Dataset records below:

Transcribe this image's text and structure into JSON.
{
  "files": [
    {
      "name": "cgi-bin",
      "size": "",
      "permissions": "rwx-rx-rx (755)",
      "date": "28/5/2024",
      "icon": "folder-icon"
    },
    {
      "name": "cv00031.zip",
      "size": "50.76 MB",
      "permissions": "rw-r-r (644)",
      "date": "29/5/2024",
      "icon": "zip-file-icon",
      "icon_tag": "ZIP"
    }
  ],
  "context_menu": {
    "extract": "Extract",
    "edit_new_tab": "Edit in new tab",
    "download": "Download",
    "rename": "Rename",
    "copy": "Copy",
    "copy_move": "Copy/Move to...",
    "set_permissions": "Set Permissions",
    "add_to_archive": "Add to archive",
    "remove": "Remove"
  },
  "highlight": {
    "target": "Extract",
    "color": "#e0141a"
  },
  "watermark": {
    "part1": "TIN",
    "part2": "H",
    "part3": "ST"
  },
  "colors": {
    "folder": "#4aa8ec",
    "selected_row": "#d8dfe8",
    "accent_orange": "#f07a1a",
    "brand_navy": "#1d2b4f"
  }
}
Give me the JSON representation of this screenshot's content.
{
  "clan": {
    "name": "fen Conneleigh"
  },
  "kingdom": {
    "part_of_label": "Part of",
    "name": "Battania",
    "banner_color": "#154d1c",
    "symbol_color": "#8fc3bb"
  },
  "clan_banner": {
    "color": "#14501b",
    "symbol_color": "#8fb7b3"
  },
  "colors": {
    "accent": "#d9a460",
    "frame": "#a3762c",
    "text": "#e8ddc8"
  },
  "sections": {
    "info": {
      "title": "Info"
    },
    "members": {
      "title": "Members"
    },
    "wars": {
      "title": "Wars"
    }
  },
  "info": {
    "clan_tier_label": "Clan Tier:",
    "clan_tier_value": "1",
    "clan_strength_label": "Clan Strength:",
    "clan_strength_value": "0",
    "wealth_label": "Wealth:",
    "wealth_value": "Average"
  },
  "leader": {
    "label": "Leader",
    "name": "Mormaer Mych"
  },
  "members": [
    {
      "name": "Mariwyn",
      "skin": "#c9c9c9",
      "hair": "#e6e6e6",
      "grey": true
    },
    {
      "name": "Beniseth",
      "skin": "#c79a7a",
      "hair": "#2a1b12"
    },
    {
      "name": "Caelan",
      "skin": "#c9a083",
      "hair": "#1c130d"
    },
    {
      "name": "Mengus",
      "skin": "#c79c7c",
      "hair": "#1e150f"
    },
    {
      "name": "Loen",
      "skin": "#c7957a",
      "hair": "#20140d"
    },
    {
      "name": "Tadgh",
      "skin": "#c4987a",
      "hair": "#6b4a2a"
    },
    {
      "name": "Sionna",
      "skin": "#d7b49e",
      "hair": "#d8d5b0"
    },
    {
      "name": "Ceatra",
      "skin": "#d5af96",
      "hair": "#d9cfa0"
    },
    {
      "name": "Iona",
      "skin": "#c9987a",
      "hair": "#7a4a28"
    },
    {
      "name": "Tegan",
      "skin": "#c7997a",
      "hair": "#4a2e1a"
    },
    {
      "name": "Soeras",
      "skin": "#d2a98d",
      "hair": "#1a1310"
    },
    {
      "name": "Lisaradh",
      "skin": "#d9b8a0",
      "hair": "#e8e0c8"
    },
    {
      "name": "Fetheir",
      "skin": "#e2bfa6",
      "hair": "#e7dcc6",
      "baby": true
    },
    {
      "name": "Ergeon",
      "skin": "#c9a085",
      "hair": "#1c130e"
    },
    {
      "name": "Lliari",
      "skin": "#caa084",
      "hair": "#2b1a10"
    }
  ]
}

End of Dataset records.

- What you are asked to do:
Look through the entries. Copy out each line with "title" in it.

- Exercise response:
      "title": "Info"
      "title": "Members"
      "title": "Wars"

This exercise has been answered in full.